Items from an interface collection
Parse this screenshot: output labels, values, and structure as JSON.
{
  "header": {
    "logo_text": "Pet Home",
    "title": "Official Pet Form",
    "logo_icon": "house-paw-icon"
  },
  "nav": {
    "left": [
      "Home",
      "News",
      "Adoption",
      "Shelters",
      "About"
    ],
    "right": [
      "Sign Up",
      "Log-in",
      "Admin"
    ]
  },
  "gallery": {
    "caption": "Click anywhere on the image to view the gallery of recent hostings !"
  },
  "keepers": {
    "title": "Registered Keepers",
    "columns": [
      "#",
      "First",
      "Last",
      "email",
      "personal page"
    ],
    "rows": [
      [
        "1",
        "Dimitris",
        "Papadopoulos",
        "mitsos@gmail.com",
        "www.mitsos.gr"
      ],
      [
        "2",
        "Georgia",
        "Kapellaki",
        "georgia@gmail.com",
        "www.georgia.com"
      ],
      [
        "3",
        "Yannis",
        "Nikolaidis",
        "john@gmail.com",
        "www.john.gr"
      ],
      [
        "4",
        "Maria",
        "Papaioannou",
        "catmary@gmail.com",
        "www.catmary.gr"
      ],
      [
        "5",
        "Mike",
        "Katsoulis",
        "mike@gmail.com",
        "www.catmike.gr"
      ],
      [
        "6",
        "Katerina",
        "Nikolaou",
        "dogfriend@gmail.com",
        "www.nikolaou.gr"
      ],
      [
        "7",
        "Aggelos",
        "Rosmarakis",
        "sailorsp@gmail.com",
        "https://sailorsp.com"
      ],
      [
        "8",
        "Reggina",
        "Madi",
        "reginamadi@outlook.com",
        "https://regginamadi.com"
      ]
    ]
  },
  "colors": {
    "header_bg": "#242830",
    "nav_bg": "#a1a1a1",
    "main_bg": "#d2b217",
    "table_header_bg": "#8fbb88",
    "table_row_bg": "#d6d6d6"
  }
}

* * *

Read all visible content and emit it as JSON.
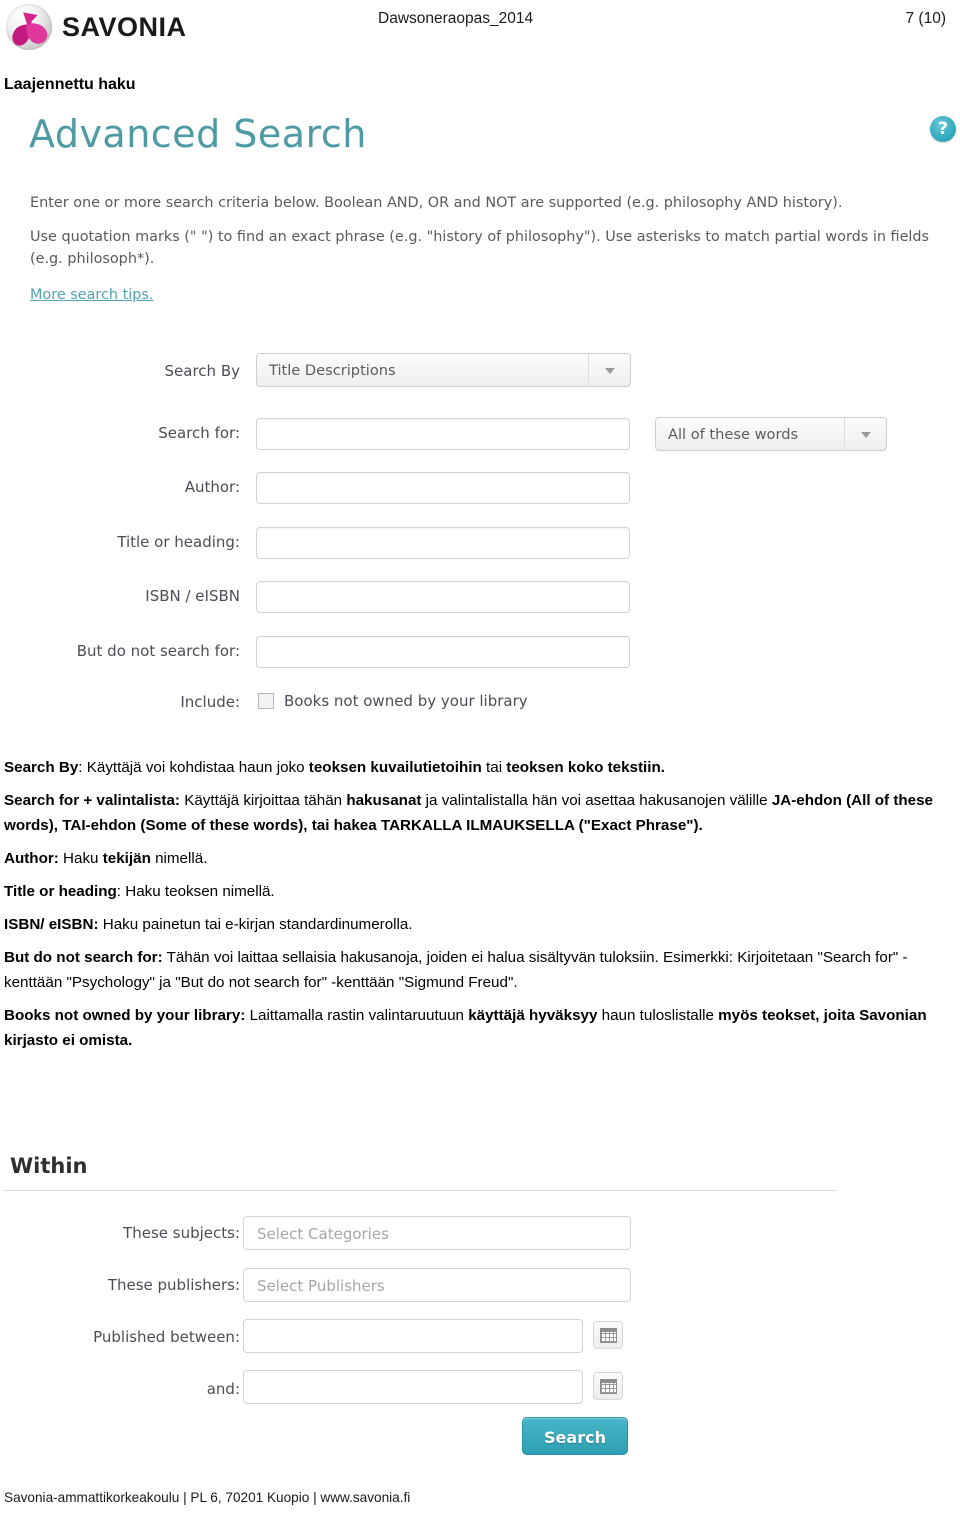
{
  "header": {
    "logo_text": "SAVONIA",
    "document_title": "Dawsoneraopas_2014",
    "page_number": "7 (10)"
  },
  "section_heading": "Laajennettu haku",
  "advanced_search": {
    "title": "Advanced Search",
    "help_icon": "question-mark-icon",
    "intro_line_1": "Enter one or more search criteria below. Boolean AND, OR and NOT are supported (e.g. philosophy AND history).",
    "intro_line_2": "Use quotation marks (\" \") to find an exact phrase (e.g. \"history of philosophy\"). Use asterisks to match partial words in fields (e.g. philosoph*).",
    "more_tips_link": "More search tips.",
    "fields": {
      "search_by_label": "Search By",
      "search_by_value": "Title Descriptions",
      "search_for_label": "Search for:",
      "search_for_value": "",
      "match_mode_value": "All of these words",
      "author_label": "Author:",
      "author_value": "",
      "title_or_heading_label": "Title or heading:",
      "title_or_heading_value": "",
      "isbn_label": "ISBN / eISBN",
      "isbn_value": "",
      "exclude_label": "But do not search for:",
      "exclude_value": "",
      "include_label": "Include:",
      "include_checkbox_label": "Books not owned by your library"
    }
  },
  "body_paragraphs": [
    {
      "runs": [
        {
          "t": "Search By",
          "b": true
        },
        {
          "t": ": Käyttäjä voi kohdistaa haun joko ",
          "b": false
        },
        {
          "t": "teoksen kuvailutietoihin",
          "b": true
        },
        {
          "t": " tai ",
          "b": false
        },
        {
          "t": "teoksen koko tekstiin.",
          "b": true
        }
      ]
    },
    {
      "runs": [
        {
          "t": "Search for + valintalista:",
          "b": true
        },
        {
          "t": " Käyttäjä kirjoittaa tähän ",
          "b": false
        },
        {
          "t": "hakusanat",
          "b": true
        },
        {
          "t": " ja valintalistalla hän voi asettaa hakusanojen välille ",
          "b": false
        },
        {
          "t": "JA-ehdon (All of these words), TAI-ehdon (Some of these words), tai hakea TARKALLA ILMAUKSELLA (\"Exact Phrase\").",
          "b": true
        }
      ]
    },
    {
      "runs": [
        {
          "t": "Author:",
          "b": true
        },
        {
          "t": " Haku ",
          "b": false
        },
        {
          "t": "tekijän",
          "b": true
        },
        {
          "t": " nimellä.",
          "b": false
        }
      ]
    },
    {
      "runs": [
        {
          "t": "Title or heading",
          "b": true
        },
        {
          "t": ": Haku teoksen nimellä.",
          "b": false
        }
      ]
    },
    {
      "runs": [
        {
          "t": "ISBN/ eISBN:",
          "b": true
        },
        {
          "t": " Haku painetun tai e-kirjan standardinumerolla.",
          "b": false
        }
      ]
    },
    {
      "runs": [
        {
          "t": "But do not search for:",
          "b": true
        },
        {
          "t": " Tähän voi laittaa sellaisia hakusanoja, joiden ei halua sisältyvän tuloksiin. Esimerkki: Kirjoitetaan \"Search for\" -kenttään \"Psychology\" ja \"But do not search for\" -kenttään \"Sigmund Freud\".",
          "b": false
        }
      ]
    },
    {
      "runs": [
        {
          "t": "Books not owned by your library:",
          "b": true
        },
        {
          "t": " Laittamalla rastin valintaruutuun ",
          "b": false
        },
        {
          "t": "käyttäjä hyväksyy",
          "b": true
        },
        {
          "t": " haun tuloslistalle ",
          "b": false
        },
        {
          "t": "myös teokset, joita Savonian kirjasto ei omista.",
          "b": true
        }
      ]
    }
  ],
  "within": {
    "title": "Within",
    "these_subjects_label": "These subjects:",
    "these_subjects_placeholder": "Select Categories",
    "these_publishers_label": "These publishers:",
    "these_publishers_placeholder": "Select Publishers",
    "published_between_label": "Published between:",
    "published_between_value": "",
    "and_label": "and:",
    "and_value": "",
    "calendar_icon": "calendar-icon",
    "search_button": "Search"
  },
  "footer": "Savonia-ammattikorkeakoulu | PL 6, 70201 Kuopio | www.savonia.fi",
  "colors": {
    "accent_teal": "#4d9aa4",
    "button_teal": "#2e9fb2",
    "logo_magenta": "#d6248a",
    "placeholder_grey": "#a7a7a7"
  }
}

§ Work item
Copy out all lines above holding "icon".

§ Answer space
    "logo_icon": "house-paw-icon"
    "help_icon": "question-mark-icon",
    "calendar_icon": "calendar-icon",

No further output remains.